» Task instructions
Filter the entries below down to the lines that hold "spear".

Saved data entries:
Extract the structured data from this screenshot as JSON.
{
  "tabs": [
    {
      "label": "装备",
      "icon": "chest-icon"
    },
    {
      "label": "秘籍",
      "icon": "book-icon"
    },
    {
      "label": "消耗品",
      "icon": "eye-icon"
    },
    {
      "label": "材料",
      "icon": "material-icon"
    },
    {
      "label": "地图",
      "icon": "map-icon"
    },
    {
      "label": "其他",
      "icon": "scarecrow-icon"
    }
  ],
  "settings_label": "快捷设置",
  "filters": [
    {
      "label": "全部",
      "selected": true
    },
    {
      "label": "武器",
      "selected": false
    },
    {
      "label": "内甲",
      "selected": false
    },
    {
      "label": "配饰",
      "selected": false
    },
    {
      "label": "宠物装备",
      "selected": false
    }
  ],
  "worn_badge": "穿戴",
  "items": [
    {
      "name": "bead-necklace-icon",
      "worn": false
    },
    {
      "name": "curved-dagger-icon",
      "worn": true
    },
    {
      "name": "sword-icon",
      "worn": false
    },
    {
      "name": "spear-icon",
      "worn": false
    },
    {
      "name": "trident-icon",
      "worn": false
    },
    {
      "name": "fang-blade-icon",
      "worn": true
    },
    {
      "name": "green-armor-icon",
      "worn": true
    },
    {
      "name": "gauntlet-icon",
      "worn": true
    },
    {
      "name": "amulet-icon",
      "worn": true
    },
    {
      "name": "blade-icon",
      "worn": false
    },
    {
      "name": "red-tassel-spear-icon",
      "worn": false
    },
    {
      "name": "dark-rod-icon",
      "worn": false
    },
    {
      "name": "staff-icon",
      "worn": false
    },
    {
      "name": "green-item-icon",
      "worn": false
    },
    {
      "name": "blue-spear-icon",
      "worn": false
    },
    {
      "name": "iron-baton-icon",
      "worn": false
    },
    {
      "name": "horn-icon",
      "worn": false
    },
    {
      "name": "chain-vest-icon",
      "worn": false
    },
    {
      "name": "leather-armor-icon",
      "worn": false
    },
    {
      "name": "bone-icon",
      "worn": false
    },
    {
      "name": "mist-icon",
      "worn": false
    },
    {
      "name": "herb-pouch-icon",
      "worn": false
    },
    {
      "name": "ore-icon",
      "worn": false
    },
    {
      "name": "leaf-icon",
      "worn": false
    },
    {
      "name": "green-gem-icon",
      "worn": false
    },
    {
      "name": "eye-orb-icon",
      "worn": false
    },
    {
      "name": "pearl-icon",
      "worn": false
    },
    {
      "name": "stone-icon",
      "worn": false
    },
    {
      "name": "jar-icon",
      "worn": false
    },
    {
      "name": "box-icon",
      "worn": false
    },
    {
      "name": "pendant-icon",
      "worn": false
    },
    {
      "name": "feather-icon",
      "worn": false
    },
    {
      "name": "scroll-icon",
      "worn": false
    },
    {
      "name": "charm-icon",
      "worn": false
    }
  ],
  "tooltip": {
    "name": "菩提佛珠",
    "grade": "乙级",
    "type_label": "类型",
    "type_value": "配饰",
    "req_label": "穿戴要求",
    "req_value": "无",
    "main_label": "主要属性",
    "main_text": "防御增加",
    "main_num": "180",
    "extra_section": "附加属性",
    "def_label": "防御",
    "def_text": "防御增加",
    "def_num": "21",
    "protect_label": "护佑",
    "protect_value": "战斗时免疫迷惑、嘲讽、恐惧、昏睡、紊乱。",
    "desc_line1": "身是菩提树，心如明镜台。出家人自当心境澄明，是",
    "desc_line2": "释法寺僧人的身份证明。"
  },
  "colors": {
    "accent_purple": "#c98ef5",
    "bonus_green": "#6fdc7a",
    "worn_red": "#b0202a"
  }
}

» Result
      "name": "spear-icon",
      "name": "red-tassel-spear-icon",
      "name": "blue-spear-icon",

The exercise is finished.